DATA SHOWN >>
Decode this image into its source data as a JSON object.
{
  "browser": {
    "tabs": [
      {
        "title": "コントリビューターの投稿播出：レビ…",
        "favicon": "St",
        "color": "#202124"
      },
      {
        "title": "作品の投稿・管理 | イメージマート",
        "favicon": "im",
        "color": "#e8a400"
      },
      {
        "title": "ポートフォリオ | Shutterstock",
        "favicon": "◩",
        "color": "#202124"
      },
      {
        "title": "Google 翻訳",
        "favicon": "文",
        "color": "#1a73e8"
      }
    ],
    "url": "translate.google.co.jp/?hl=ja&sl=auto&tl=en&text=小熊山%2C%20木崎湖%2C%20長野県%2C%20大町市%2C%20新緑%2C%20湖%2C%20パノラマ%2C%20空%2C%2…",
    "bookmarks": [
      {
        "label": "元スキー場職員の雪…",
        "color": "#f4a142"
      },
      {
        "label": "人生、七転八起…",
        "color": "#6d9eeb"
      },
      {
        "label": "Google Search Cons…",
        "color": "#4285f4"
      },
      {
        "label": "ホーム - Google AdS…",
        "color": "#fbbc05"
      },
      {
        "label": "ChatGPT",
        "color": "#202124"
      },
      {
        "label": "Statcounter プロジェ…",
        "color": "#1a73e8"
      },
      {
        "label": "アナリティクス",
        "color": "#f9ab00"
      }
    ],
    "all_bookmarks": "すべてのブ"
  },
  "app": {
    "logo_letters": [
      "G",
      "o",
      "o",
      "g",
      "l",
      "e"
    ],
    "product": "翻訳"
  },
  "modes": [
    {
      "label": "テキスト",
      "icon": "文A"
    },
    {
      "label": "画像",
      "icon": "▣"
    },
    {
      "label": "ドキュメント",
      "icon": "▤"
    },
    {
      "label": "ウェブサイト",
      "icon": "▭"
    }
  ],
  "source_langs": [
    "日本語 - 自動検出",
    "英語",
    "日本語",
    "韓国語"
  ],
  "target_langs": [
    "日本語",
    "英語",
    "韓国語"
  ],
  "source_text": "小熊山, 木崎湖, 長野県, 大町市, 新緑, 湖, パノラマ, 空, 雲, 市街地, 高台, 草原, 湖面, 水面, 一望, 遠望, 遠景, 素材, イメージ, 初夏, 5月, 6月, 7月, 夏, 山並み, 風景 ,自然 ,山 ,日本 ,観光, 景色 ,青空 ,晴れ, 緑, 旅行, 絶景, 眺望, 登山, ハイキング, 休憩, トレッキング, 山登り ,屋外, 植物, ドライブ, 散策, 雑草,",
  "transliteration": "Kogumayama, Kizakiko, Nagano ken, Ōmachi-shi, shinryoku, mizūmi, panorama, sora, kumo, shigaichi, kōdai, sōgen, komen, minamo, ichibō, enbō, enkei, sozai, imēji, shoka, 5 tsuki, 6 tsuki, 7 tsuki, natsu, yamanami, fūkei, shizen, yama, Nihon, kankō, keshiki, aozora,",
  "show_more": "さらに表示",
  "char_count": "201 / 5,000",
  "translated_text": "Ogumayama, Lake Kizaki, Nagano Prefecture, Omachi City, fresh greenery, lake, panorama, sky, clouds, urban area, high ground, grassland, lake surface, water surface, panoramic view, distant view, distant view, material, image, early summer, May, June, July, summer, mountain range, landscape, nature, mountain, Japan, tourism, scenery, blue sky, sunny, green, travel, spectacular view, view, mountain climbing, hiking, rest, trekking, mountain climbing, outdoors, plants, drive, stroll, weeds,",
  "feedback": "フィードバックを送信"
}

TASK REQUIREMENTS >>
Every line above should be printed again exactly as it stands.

OUTPUT >>
Decode this image into its source data as a JSON object.
{
  "browser": {
    "tabs": [
      {
        "title": "コントリビューターの投稿播出：レビ…",
        "favicon": "St",
        "color": "#202124"
      },
      {
        "title": "作品の投稿・管理 | イメージマート",
        "favicon": "im",
        "color": "#e8a400"
      },
      {
        "title": "ポートフォリオ | Shutterstock",
        "favicon": "◩",
        "color": "#202124"
      },
      {
        "title": "Google 翻訳",
        "favicon": "文",
        "color": "#1a73e8"
      }
    ],
    "url": "translate.google.co.jp/?hl=ja&sl=auto&tl=en&text=小熊山%2C%20木崎湖%2C%20長野県%2C%20大町市%2C%20新緑%2C%20湖%2C%20パノラマ%2C%20空%2C%2…",
    "bookmarks": [
      {
        "label": "元スキー場職員の雪…",
        "color": "#f4a142"
      },
      {
        "label": "人生、七転八起…",
        "color": "#6d9eeb"
      },
      {
        "label": "Google Search Cons…",
        "color": "#4285f4"
      },
      {
        "label": "ホーム - Google AdS…",
        "color": "#fbbc05"
      },
      {
        "label": "ChatGPT",
        "color": "#202124"
      },
      {
        "label": "Statcounter プロジェ…",
        "color": "#1a73e8"
      },
      {
        "label": "アナリティクス",
        "color": "#f9ab00"
      }
    ],
    "all_bookmarks": "すべてのブ"
  },
  "app": {
    "logo_letters": [
      "G",
      "o",
      "o",
      "g",
      "l",
      "e"
    ],
    "product": "翻訳"
  },
  "modes": [
    {
      "label": "テキスト",
      "icon": "文A"
    },
    {
      "label": "画像",
      "icon": "▣"
    },
    {
      "label": "ドキュメント",
      "icon": "▤"
    },
    {
      "label": "ウェブサイト",
      "icon": "▭"
    }
  ],
  "source_langs": [
    "日本語 - 自動検出",
    "英語",
    "日本語",
    "韓国語"
  ],
  "target_langs": [
    "日本語",
    "英語",
    "韓国語"
  ],
  "source_text": "小熊山, 木崎湖, 長野県, 大町市, 新緑, 湖, パノラマ, 空, 雲, 市街地, 高台, 草原, 湖面, 水面, 一望, 遠望, 遠景, 素材, イメージ, 初夏, 5月, 6月, 7月, 夏, 山並み, 風景 ,自然 ,山 ,日本 ,観光, 景色 ,青空 ,晴れ, 緑, 旅行, 絶景, 眺望, 登山, ハイキング, 休憩, トレッキング, 山登り ,屋外, 植物, ドライブ, 散策, 雑草,",
  "transliteration": "Kogumayama, Kizakiko, Nagano ken, Ōmachi-shi, shinryoku, mizūmi, panorama, sora, kumo, shigaichi, kōdai, sōgen, komen, minamo, ichibō, enbō, enkei, sozai, imēji, shoka, 5 tsuki, 6 tsuki, 7 tsuki, natsu, yamanami, fūkei, shizen, yama, Nihon, kankō, keshiki, aozora,",
  "show_more": "さらに表示",
  "char_count": "201 / 5,000",
  "translated_text": "Ogumayama, Lake Kizaki, Nagano Prefecture, Omachi City, fresh greenery, lake, panorama, sky, clouds, urban area, high ground, grassland, lake surface, water surface, panoramic view, distant view, distant view, material, image, early summer, May, June, July, summer, mountain range, landscape, nature, mountain, Japan, tourism, scenery, blue sky, sunny, green, travel, spectacular view, view, mountain climbing, hiking, rest, trekking, mountain climbing, outdoors, plants, drive, stroll, weeds,",
  "feedback": "フィードバックを送信"
}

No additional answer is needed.